Nestled at the base of Jackson Hole Mountain Resort, this pine-and-stone clad residence, at first glance, appears much like the wooded Wyoming community’s neighboring homes. However, a contemporary interior pays tribute to the clients’ Swedish roots with clean lines and a minimal palette.
Flanked by the Gros Ventre Range and landmark Sleeping Indian Mountain to the east with the Tetons to the west, the 6,200-square-foot dwelling, designed by local firm Carney Logan Burke Architects, places the sun and regional climate at the core of the design’s framework. Mapping, scaling, and solar positioning were used to determine angles that best capture the sun, creating a light-flooded living environment with outdoor spaces that frame the site’s panoramic landscape.
Initially, the Shooting Star Residence was designed as a vacation home for a family that sought an occasional, quiet escape from New York City. But halfway through the design process, the couple decided to switch the home’s purpose from weekend retreat to primary residence, and the focus shifted to designing a home that would offer a comfortable transition for the couple and their two young children yet still adhere to local building restrictions.
“We have a specific set of challenges here in Jackson, including the high altitude, drastic seasonal changes with temperature swings, and we’re in a very high seismic zone due to a fault that runs through and underneath this valley,” says architect and interior designer Jen Mei.
“Additionally, the architectural design guidelines of the Shooting Star subdivision dictate much of what we can do. [The community] is especially particular about roof forms. Gable roofs are an iconic design element that symbolizes ‘home’ to many in the West.”
Blending the traditional architectural style prescribed by the subdivision with the clients’ affinity for minimalism, the architects dramatically extended the structure’s overhang to three times the typical length. Angled to absorb optimal solar gain in the winter while the sun is low, it also provides shade and cool relief in the summer by blocking the sun when it sits higher and stronger. Cantilevered eaves protect the house and exterior spaces from considerable snow loads during the wintertime and preserve column-free views.
The palette was kept clean and restrained, incorporating the same neutral creams, browns, and stone found within the landscape. Natural timbers and dark oak flooring contrast with the clean white walls and white oak millwork. Along the façade, reclaimed wood siding—sourced from disassembled horse and cattle corrals—is paired with a locally quarried Chief Cliff gray stone and rustic steel accents.
In accordance with the subdivision’s strict energy codes, the firm consulted with a team of engineers to tighten the building’s envelope. Roof and crawl spaces were sealed to offset the amount of glass in the triple-pane, 14-foot-high windows and sliding doors.

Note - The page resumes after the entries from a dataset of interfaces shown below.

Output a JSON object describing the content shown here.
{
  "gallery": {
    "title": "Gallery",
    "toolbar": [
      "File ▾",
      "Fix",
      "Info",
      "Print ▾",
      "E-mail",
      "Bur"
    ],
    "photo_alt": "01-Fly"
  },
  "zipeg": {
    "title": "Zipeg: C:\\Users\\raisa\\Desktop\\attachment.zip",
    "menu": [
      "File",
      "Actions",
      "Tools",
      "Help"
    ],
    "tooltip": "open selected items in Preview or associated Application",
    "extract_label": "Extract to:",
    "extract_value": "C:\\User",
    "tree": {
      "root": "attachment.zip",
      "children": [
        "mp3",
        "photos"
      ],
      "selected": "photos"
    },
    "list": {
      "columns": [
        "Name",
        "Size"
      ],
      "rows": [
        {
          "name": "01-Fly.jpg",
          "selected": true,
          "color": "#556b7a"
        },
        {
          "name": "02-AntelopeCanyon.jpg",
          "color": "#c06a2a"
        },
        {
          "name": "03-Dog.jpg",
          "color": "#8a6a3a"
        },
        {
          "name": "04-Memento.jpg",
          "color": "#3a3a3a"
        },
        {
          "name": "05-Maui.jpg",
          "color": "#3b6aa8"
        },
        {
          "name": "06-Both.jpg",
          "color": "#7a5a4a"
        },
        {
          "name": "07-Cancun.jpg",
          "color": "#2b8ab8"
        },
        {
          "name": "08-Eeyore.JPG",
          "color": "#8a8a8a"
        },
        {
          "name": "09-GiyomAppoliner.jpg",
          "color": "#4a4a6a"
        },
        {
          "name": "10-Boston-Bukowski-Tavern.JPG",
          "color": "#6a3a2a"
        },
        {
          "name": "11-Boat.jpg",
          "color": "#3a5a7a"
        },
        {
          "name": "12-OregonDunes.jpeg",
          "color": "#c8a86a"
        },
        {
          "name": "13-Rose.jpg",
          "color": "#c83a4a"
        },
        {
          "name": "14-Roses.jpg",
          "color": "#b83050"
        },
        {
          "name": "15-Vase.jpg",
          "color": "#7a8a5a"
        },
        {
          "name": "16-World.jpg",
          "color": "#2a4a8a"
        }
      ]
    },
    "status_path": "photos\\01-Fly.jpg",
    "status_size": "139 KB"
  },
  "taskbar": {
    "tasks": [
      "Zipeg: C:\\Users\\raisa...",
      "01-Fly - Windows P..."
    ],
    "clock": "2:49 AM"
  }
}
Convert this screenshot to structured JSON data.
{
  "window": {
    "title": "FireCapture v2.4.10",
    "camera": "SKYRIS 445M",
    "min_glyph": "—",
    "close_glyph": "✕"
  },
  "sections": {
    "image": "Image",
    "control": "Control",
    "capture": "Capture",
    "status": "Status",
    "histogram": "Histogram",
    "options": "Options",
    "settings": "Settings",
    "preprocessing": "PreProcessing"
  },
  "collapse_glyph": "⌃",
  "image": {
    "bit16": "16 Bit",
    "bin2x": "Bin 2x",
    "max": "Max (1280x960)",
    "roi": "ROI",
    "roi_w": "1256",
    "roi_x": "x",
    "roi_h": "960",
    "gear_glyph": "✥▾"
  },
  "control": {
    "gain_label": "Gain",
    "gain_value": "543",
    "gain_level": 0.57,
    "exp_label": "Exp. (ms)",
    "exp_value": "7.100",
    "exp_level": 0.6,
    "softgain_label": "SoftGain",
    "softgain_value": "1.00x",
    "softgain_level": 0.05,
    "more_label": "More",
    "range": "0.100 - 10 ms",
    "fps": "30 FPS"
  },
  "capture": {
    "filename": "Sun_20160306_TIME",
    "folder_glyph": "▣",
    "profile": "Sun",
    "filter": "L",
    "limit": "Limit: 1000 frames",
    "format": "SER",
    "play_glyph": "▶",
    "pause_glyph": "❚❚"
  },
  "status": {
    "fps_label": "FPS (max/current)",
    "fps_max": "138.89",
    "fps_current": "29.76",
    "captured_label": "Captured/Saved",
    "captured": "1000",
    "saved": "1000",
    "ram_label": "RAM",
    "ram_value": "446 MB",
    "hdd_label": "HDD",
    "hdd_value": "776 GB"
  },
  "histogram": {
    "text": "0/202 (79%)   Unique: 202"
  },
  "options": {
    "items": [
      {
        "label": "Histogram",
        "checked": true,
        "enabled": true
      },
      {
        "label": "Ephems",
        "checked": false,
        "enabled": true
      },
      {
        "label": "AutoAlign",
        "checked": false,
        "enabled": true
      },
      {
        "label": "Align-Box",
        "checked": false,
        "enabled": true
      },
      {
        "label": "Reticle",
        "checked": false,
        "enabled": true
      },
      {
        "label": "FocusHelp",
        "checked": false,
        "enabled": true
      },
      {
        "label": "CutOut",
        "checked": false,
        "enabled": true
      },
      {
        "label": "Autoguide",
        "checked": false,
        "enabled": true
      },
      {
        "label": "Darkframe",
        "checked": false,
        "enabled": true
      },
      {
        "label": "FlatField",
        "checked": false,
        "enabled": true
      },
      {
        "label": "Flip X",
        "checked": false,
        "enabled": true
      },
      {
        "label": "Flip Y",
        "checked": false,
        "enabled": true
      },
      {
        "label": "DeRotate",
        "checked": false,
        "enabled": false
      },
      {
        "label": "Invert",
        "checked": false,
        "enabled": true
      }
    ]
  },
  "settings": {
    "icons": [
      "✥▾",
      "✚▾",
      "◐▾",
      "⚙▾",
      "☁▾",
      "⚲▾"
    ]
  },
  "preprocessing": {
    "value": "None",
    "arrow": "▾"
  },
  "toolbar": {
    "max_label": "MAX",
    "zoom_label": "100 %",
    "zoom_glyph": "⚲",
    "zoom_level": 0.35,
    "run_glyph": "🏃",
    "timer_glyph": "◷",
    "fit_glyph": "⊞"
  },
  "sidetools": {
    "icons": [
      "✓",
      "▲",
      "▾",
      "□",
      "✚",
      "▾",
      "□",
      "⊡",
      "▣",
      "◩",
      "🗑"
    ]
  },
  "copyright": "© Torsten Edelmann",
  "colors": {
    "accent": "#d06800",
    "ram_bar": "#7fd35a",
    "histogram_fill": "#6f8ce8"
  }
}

“Much of the work put into designing these kinds of projects takes place behind the scenes and is essentially invisible on the surface,” says Mei. “And that’s also part of the challenge: making a home aesthetically beautiful while responding to the functional demands of the environment.”
For Jackson Hole, those demands include designing a home to be adaptable and enjoyable through two very different local climates. To meet that challenge, the architectural firm created various exterior spaces around the house that contain all-season features such as a fire pit and hot tub. Meant to draw families outdoors even during the coldest months, the design establishes a balanced relationship between the Shooting Star Residence’s indoor sanctuary and its mountainous terrain.
Project: Shooting Star Residence, Teton Village, Wyo.
Architect: Carney Logan Burke Architects, Jackson, Wyo.
Landscape Architect Agrostis, Jackson
Contractor: On Site Management, Jackson
Living Space 6,200 square feet